- Supplied records -
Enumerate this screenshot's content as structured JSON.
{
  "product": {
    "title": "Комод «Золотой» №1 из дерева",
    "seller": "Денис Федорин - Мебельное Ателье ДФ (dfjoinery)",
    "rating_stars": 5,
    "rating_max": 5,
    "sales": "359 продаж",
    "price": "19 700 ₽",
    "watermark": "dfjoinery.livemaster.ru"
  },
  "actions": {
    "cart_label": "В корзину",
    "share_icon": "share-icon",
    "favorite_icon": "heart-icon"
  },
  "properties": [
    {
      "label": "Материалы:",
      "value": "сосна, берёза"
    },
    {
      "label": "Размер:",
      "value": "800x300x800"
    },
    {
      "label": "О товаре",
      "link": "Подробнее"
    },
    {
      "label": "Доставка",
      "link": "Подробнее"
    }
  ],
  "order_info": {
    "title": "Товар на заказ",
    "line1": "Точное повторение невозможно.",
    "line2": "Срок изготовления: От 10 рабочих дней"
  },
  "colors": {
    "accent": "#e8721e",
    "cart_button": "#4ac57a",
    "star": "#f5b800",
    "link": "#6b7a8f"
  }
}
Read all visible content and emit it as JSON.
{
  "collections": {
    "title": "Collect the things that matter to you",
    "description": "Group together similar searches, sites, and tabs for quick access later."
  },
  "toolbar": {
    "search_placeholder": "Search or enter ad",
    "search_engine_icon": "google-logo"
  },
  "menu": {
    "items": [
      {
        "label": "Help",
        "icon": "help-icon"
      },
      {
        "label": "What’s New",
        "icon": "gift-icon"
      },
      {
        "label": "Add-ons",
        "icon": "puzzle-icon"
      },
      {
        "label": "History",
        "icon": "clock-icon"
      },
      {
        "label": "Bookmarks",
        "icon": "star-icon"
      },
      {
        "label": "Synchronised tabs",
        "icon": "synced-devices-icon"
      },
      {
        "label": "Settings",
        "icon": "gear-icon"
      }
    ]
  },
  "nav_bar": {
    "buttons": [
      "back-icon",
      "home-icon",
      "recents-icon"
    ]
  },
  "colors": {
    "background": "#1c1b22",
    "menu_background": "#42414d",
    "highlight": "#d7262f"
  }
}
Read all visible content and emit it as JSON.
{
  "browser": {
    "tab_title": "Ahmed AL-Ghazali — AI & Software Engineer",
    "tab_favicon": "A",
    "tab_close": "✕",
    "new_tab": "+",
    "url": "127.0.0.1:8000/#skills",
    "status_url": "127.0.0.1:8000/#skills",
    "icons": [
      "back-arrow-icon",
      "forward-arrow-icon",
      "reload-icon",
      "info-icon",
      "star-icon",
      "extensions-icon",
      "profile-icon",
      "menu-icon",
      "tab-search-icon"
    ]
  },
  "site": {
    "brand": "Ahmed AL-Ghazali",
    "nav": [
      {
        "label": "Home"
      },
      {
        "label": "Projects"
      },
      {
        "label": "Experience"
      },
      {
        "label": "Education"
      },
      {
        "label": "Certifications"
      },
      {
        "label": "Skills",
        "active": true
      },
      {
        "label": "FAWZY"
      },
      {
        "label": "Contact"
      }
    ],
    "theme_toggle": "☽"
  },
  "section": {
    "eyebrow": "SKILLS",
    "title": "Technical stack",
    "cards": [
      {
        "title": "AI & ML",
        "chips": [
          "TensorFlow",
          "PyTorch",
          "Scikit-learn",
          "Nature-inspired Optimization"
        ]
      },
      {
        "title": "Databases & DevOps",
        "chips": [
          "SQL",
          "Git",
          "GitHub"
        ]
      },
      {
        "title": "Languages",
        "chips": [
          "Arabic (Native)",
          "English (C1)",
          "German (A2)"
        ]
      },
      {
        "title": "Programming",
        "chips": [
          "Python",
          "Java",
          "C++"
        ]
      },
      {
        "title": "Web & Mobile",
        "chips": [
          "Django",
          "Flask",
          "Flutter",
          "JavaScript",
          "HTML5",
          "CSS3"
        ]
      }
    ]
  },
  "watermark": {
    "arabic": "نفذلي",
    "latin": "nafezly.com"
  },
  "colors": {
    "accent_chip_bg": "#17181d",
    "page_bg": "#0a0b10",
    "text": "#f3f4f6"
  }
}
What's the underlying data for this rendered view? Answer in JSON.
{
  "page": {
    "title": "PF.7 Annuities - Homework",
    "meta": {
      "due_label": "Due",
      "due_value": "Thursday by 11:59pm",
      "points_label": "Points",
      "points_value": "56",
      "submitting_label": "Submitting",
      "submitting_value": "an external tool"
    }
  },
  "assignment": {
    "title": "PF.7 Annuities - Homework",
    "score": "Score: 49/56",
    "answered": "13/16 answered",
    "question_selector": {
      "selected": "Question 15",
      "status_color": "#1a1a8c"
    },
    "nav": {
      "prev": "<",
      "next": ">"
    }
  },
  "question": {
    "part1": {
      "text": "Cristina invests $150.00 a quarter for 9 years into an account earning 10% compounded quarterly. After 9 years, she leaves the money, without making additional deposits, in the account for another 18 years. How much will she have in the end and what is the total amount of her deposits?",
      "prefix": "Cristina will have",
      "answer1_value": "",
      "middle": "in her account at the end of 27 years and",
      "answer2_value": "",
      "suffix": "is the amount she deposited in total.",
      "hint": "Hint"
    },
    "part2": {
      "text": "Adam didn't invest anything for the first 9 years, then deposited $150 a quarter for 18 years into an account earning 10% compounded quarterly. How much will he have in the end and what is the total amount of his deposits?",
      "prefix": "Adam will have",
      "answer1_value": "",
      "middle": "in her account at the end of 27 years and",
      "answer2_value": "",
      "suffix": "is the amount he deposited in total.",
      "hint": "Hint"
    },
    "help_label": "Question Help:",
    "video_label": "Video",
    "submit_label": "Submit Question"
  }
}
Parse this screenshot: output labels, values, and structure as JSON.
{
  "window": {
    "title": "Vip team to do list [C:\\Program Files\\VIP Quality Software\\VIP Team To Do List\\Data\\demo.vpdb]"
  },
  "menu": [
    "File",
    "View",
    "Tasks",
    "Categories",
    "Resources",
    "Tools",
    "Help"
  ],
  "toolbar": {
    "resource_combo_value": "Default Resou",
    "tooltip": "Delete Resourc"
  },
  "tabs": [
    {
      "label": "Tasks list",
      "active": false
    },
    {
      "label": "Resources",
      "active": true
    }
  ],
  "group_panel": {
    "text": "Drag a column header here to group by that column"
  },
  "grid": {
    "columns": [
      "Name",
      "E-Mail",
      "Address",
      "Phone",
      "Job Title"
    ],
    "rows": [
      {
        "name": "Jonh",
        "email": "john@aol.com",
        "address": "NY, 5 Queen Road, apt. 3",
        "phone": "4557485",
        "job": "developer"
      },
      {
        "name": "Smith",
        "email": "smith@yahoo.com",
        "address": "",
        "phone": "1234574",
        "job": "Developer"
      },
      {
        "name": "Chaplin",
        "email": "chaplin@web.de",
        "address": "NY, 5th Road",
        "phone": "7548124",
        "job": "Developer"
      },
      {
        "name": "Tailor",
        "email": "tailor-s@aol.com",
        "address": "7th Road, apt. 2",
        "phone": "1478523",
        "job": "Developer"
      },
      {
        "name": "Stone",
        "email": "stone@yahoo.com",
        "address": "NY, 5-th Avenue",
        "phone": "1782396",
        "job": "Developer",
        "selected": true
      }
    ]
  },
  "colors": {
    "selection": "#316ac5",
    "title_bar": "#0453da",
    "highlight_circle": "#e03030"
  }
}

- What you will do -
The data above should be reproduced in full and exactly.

- Response area -
Enumerate this screenshot's content as structured JSON.
{
  "product": {
    "title": "Комод «Золотой» №1 из дерева",
    "seller": "Денис Федорин - Мебельное Ателье ДФ (dfjoinery)",
    "rating_stars": 5,
    "rating_max": 5,
    "sales": "359 продаж",
    "price": "19 700 ₽",
    "watermark": "dfjoinery.livemaster.ru"
  },
  "actions": {
    "cart_label": "В корзину",
    "share_icon": "share-icon",
    "favorite_icon": "heart-icon"
  },
  "properties": [
    {
      "label": "Материалы:",
      "value": "сосна, берёза"
    },
    {
      "label": "Размер:",
      "value": "800x300x800"
    },
    {
      "label": "О товаре",
      "link": "Подробнее"
    },
    {
      "label": "Доставка",
      "link": "Подробнее"
    }
  ],
  "order_info": {
    "title": "Товар на заказ",
    "line1": "Точное повторение невозможно.",
    "line2": "Срок изготовления: От 10 рабочих дней"
  },
  "colors": {
    "accent": "#e8721e",
    "cart_button": "#4ac57a",
    "star": "#f5b800",
    "link": "#6b7a8f"
  }
}
Read all visible content and emit it as JSON.
{
  "collections": {
    "title": "Collect the things that matter to you",
    "description": "Group together similar searches, sites, and tabs for quick access later."
  },
  "toolbar": {
    "search_placeholder": "Search or enter ad",
    "search_engine_icon": "google-logo"
  },
  "menu": {
    "items": [
      {
        "label": "Help",
        "icon": "help-icon"
      },
      {
        "label": "What’s New",
        "icon": "gift-icon"
      },
      {
        "label": "Add-ons",
        "icon": "puzzle-icon"
      },
      {
        "label": "History",
        "icon": "clock-icon"
      },
      {
        "label": "Bookmarks",
        "icon": "star-icon"
      },
      {
        "label": "Synchronised tabs",
        "icon": "synced-devices-icon"
      },
      {
        "label": "Settings",
        "icon": "gear-icon"
      }
    ]
  },
  "nav_bar": {
    "buttons": [
      "back-icon",
      "home-icon",
      "recents-icon"
    ]
  },
  "colors": {
    "background": "#1c1b22",
    "menu_background": "#42414d",
    "highlight": "#d7262f"
  }
}
Read all visible content and emit it as JSON.
{
  "browser": {
    "tab_title": "Ahmed AL-Ghazali — AI & Software Engineer",
    "tab_favicon": "A",
    "tab_close": "✕",
    "new_tab": "+",
    "url": "127.0.0.1:8000/#skills",
    "status_url": "127.0.0.1:8000/#skills",
    "icons": [
      "back-arrow-icon",
      "forward-arrow-icon",
      "reload-icon",
      "info-icon",
      "star-icon",
      "extensions-icon",
      "profile-icon",
      "menu-icon",
      "tab-search-icon"
    ]
  },
  "site": {
    "brand": "Ahmed AL-Ghazali",
    "nav": [
      {
        "label": "Home"
      },
      {
        "label": "Projects"
      },
      {
        "label": "Experience"
      },
      {
        "label": "Education"
      },
      {
        "label": "Certifications"
      },
      {
        "label": "Skills",
        "active": true
      },
      {
        "label": "FAWZY"
      },
      {
        "label": "Contact"
      }
    ],
    "theme_toggle": "☽"
  },
  "section": {
    "eyebrow": "SKILLS",
    "title": "Technical stack",
    "cards": [
      {
        "title": "AI & ML",
        "chips": [
          "TensorFlow",
          "PyTorch",
          "Scikit-learn",
          "Nature-inspired Optimization"
        ]
      },
      {
        "title": "Databases & DevOps",
        "chips": [
          "SQL",
          "Git",
          "GitHub"
        ]
      },
      {
        "title": "Languages",
        "chips": [
          "Arabic (Native)",
          "English (C1)",
          "German (A2)"
        ]
      },
      {
        "title": "Programming",
        "chips": [
          "Python",
          "Java",
          "C++"
        ]
      },
      {
        "title": "Web & Mobile",
        "chips": [
          "Django",
          "Flask",
          "Flutter",
          "JavaScript",
          "HTML5",
          "CSS3"
        ]
      }
    ]
  },
  "watermark": {
    "arabic": "نفذلي",
    "latin": "nafezly.com"
  },
  "colors": {
    "accent_chip_bg": "#17181d",
    "page_bg": "#0a0b10",
    "text": "#f3f4f6"
  }
}
What's the underlying data for this rendered view? Answer in JSON.
{
  "page": {
    "title": "PF.7 Annuities - Homework",
    "meta": {
      "due_label": "Due",
      "due_value": "Thursday by 11:59pm",
      "points_label": "Points",
      "points_value": "56",
      "submitting_label": "Submitting",
      "submitting_value": "an external tool"
    }
  },
  "assignment": {
    "title": "PF.7 Annuities - Homework",
    "score": "Score: 49/56",
    "answered": "13/16 answered",
    "question_selector": {
      "selected": "Question 15",
      "status_color": "#1a1a8c"
    },
    "nav": {
      "prev": "<",
      "next": ">"
    }
  },
  "question": {
    "part1": {
      "text": "Cristina invests $150.00 a quarter for 9 years into an account earning 10% compounded quarterly. After 9 years, she leaves the money, without making additional deposits, in the account for another 18 years. How much will she have in the end and what is the total amount of her deposits?",
      "prefix": "Cristina will have",
      "answer1_value": "",
      "middle": "in her account at the end of 27 years and",
      "answer2_value": "",
      "suffix": "is the amount she deposited in total.",
      "hint": "Hint"
    },
    "part2": {
      "text": "Adam didn't invest anything for the first 9 years, then deposited $150 a quarter for 18 years into an account earning 10% compounded quarterly. How much will he have in the end and what is the total amount of his deposits?",
      "prefix": "Adam will have",
      "answer1_value": "",
      "middle": "in her account at the end of 27 years and",
      "answer2_value": "",
      "suffix": "is the amount he deposited in total.",
      "hint": "Hint"
    },
    "help_label": "Question Help:",
    "video_label": "Video",
    "submit_label": "Submit Question"
  }
}
Parse this screenshot: output labels, values, and structure as JSON.
{
  "window": {
    "title": "Vip team to do list [C:\\Program Files\\VIP Quality Software\\VIP Team To Do List\\Data\\demo.vpdb]"
  },
  "menu": [
    "File",
    "View",
    "Tasks",
    "Categories",
    "Resources",
    "Tools",
    "Help"
  ],
  "toolbar": {
    "resource_combo_value": "Default Resou",
    "tooltip": "Delete Resourc"
  },
  "tabs": [
    {
      "label": "Tasks list",
      "active": false
    },
    {
      "label": "Resources",
      "active": true
    }
  ],
  "group_panel": {
    "text": "Drag a column header here to group by that column"
  },
  "grid": {
    "columns": [
      "Name",
      "E-Mail",
      "Address",
      "Phone",
      "Job Title"
    ],
    "rows": [
      {
        "name": "Jonh",
        "email": "john@aol.com",
        "address": "NY, 5 Queen Road, apt. 3",
        "phone": "4557485",
        "job": "developer"
      },
      {
        "name": "Smith",
        "email": "smith@yahoo.com",
        "address": "",
        "phone": "1234574",
        "job": "Developer"
      },
      {
        "name": "Chaplin",
        "email": "chaplin@web.de",
        "address": "NY, 5th Road",
        "phone": "7548124",
        "job": "Developer"
      },
      {
        "name": "Tailor",
        "email": "tailor-s@aol.com",
        "address": "7th Road, apt. 2",
        "phone": "1478523",
        "job": "Developer"
      },
      {
        "name": "Stone",
        "email": "stone@yahoo.com",
        "address": "NY, 5-th Avenue",
        "phone": "1782396",
        "job": "Developer",
        "selected": true
      }
    ]
  },
  "colors": {
    "selection": "#316ac5",
    "title_bar": "#0453da",
    "highlight_circle": "#e03030"
  }
}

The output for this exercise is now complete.